**Problem statement:** How many lines in the records below contain the word "Import"? Answer with the number only.

**Data for the task:**

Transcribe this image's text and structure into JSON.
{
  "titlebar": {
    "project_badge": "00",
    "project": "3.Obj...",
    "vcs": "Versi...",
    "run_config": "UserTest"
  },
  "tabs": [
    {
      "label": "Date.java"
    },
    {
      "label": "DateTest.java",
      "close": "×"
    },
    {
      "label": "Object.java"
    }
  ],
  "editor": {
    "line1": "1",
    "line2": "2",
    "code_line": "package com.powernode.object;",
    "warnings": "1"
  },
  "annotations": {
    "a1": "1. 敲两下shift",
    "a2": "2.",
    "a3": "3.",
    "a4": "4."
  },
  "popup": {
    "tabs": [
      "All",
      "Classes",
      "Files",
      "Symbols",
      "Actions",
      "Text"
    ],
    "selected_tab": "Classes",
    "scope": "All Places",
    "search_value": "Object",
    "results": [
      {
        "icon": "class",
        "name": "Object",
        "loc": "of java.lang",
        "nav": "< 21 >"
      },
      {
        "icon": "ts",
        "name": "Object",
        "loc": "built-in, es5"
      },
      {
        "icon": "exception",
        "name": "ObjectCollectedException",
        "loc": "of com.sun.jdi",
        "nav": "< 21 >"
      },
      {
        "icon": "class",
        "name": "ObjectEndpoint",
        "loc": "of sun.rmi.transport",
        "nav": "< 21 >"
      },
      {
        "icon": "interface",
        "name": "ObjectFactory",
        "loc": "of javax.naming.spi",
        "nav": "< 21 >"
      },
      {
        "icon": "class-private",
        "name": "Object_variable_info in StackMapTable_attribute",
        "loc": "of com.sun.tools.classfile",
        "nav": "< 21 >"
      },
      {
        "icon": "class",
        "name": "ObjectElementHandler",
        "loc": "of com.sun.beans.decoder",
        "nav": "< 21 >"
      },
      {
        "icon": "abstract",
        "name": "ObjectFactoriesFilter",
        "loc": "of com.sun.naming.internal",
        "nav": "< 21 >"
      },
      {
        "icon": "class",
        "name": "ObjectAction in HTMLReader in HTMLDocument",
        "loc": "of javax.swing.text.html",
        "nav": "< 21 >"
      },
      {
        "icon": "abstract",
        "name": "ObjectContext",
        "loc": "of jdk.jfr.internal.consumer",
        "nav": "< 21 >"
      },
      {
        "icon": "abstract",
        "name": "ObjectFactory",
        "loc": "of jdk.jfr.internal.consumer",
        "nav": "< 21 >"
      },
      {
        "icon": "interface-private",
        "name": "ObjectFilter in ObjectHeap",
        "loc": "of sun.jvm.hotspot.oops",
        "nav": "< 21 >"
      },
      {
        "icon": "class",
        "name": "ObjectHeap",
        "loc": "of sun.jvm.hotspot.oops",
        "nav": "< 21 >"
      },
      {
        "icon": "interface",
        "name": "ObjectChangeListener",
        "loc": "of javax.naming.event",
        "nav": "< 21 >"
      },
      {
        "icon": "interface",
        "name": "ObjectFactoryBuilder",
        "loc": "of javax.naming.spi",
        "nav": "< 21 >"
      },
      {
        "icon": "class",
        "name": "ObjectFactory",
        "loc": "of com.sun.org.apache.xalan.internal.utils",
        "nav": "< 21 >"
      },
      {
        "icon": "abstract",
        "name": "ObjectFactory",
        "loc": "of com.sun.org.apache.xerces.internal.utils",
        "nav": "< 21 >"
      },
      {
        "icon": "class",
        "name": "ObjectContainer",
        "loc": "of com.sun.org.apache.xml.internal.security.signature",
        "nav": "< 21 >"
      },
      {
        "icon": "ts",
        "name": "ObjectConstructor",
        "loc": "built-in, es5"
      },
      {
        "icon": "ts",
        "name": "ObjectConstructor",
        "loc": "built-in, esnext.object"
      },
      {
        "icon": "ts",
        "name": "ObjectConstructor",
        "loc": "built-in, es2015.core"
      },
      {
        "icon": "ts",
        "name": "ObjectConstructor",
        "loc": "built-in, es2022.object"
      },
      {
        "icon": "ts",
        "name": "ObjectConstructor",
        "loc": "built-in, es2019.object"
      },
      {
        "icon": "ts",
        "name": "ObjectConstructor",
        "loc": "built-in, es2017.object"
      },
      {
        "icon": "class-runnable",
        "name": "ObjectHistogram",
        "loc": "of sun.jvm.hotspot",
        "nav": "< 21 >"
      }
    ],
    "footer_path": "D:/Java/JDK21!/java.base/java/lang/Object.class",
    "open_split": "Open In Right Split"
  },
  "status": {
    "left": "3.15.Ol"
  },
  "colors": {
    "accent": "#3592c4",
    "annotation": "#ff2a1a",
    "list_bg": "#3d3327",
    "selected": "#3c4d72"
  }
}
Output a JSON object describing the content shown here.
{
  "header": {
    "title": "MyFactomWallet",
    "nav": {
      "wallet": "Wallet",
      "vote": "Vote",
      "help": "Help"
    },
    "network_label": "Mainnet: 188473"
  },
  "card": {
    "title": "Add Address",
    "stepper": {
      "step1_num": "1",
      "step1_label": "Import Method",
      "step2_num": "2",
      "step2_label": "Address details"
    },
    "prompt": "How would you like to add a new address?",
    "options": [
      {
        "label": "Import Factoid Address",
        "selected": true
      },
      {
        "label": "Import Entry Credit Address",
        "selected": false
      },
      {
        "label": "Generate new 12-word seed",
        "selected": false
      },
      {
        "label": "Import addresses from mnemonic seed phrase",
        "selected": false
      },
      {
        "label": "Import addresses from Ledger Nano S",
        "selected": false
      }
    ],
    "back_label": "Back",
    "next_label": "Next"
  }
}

**Task output:** 5